Moore School international business professor examines drug trade, illegal immigration in Mexico

February 23, 2018

As part of ongoing research into how regional and global market growth affects economic and sociopolitical development, Moore School International Business Professor Gerald McDermott recently published his book, "Leveling the Playing Field: Transnational Regulatory Integration and Development."

"It's really about the harmonization of regulatory systems," he says of the opening idea that the creation of global markets is not about trade liberalization — the removal or reduction of restrictions or barriers on the free exchange of goods between nations. "This is an important change in perspective."

After more than 25 years of research on this and related topics, McDermott says that rules and regulations can act as either enablers or barriers to growth. As a result, there has been a huge debate between countries over the last couple decades about who should set the standards.

"What happens if you impose rules that no one can comply with?" McDermott asks. "It can push those societies toward accelerated growth in crime, drug trades and illegal practices — essentially an undermining of the institutional trade order."

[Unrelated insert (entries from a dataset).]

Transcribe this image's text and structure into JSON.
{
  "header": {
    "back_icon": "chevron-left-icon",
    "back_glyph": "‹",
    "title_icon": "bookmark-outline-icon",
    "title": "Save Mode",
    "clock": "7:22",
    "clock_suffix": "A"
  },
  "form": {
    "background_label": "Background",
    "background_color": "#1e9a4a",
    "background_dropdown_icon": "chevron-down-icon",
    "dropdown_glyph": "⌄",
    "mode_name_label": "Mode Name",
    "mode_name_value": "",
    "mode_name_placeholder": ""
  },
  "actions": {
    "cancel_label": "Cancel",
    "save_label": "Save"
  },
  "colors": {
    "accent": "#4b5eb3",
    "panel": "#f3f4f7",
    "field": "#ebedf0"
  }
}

Through conducting surveys of practices, interviewing firms and officials, and analyzing similar data on institutional changes in Eastern Europe, Mexico, and Central America, he suggests building new regulatory institutions and implementing some sort of subsidized system to help firms meet those new standards in order to actually affect change.

"Mexico has benefited quite a bit from NAFTA (North American Free Trade Agreement)," McDermott says, "but on average, there has been virtually no increase in Mexican productivity since 1994. According to our research, helping Mexico rebuild would expand their ability to participate in a sophisticated manner in the international market."

And, he says, research has also shown that the cost benefit to the United States would be great because the local and private sectors in Mexico would also start investing. The security benefits would also be very important for both the United States and Mexico.

"When we directly help them improve the quality of their institutions, we're helping ourselves," he says.

McDermott plans to continue his research into NAFTA and East-Central European countries and extend that research into Central America (CAFTA) and South America.

"There are these different regimes throughout the world, and we need to learn from one another to understand how they're resolving their problems," he says. "At the end of the day, we all have similar problems, so there are great opportunities to learn and accelerate solutions."

By Madeleine Vath